*** Opening RECORDS ***

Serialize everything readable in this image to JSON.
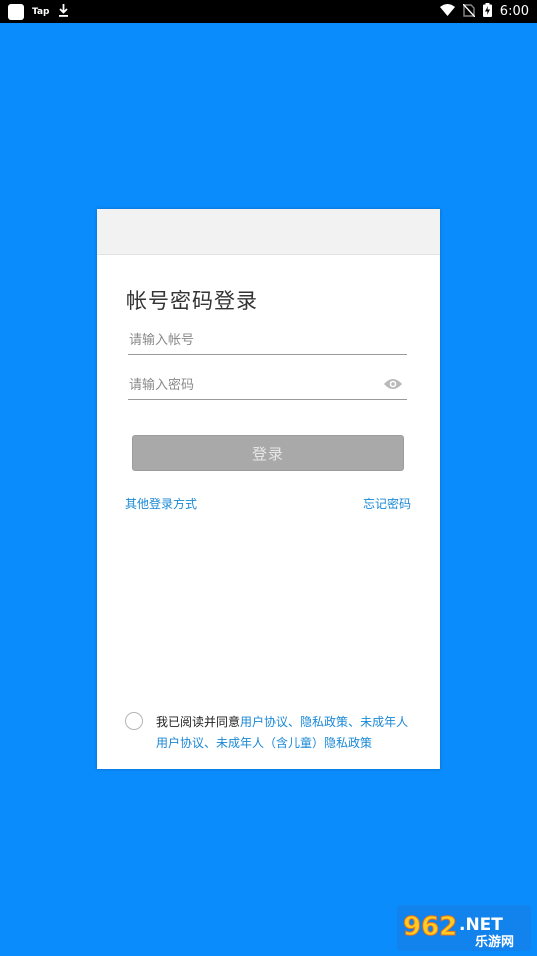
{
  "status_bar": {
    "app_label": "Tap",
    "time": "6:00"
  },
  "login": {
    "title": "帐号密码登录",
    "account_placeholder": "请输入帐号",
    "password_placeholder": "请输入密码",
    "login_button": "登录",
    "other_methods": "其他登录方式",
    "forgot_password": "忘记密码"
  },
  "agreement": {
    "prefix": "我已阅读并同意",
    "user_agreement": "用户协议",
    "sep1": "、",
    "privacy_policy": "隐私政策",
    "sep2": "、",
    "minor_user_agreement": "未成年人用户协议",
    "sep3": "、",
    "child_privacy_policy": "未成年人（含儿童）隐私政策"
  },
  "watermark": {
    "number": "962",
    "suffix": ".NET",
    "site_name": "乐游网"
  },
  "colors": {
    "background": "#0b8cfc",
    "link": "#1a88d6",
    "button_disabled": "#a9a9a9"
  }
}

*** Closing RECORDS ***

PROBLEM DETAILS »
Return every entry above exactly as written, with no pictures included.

REPLY »
Serialize everything readable in this image to JSON.
{
  "status_bar": {
    "app_label": "Tap",
    "time": "6:00"
  },
  "login": {
    "title": "帐号密码登录",
    "account_placeholder": "请输入帐号",
    "password_placeholder": "请输入密码",
    "login_button": "登录",
    "other_methods": "其他登录方式",
    "forgot_password": "忘记密码"
  },
  "agreement": {
    "prefix": "我已阅读并同意",
    "user_agreement": "用户协议",
    "sep1": "、",
    "privacy_policy": "隐私政策",
    "sep2": "、",
    "minor_user_agreement": "未成年人用户协议",
    "sep3": "、",
    "child_privacy_policy": "未成年人（含儿童）隐私政策"
  },
  "watermark": {
    "number": "962",
    "suffix": ".NET",
    "site_name": "乐游网"
  },
  "colors": {
    "background": "#0b8cfc",
    "link": "#1a88d6",
    "button_disabled": "#a9a9a9"
  }
}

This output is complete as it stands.